This task is to restate all of the entries exactly.

◇ ◇ ◇

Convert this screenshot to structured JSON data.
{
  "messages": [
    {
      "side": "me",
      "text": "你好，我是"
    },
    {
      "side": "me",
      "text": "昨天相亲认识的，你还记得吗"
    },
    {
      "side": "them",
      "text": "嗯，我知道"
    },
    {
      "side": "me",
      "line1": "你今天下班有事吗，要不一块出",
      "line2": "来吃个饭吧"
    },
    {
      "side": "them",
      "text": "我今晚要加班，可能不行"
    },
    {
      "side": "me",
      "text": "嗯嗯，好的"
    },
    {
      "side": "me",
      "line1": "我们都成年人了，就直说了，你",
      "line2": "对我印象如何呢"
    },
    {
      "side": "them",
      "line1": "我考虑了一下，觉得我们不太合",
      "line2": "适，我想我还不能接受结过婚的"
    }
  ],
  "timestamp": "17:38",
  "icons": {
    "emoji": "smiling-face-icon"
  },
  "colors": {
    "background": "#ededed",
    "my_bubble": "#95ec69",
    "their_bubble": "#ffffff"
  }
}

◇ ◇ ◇

Finished exercise:
Convert this screenshot to structured JSON data.
{
  "messages": [
    {
      "side": "me",
      "text": "你好，我是"
    },
    {
      "side": "me",
      "text": "昨天相亲认识的，你还记得吗"
    },
    {
      "side": "them",
      "text": "嗯，我知道"
    },
    {
      "side": "me",
      "line1": "你今天下班有事吗，要不一块出",
      "line2": "来吃个饭吧"
    },
    {
      "side": "them",
      "text": "我今晚要加班，可能不行"
    },
    {
      "side": "me",
      "text": "嗯嗯，好的"
    },
    {
      "side": "me",
      "line1": "我们都成年人了，就直说了，你",
      "line2": "对我印象如何呢"
    },
    {
      "side": "them",
      "line1": "我考虑了一下，觉得我们不太合",
      "line2": "适，我想我还不能接受结过婚的"
    }
  ],
  "timestamp": "17:38",
  "icons": {
    "emoji": "smiling-face-icon"
  },
  "colors": {
    "background": "#ededed",
    "my_bubble": "#95ec69",
    "their_bubble": "#ffffff"
  }
}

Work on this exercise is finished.